_What you have to do:_
Each line shown below should be copied exactly.

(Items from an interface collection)
────────────────────────────────────────

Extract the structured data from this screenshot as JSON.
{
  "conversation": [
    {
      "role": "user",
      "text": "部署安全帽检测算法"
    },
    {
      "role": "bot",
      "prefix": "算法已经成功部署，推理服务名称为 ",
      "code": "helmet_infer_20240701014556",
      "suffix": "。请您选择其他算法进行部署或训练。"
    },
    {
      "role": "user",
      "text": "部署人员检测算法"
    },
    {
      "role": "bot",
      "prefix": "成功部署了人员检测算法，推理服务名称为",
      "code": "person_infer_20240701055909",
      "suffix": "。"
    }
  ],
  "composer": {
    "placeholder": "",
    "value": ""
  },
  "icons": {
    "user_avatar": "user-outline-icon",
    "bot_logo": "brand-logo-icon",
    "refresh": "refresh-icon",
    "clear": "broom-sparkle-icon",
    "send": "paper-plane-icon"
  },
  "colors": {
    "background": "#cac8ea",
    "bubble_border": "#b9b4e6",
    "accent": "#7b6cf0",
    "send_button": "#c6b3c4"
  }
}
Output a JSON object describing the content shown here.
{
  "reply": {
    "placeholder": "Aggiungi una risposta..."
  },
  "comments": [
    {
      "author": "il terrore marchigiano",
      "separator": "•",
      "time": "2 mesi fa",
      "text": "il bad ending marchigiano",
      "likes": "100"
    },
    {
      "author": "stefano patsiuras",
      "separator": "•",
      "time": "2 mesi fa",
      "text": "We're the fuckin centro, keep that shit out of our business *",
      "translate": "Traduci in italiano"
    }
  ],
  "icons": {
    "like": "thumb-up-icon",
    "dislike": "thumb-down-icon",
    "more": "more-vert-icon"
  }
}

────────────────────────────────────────

_Exercise answer:_
Extract the structured data from this screenshot as JSON.
{
  "conversation": [
    {
      "role": "user",
      "text": "部署安全帽检测算法"
    },
    {
      "role": "bot",
      "prefix": "算法已经成功部署，推理服务名称为 ",
      "code": "helmet_infer_20240701014556",
      "suffix": "。请您选择其他算法进行部署或训练。"
    },
    {
      "role": "user",
      "text": "部署人员检测算法"
    },
    {
      "role": "bot",
      "prefix": "成功部署了人员检测算法，推理服务名称为",
      "code": "person_infer_20240701055909",
      "suffix": "。"
    }
  ],
  "composer": {
    "placeholder": "",
    "value": ""
  },
  "icons": {
    "user_avatar": "user-outline-icon",
    "bot_logo": "brand-logo-icon",
    "refresh": "refresh-icon",
    "clear": "broom-sparkle-icon",
    "send": "paper-plane-icon"
  },
  "colors": {
    "background": "#cac8ea",
    "bubble_border": "#b9b4e6",
    "accent": "#7b6cf0",
    "send_button": "#c6b3c4"
  }
}
Output a JSON object describing the content shown here.
{
  "reply": {
    "placeholder": "Aggiungi una risposta..."
  },
  "comments": [
    {
      "author": "il terrore marchigiano",
      "separator": "•",
      "time": "2 mesi fa",
      "text": "il bad ending marchigiano",
      "likes": "100"
    },
    {
      "author": "stefano patsiuras",
      "separator": "•",
      "time": "2 mesi fa",
      "text": "We're the fuckin centro, keep that shit out of our business *",
      "translate": "Traduci in italiano"
    }
  ],
  "icons": {
    "like": "thumb-up-icon",
    "dislike": "thumb-down-icon",
    "more": "more-vert-icon"
  }
}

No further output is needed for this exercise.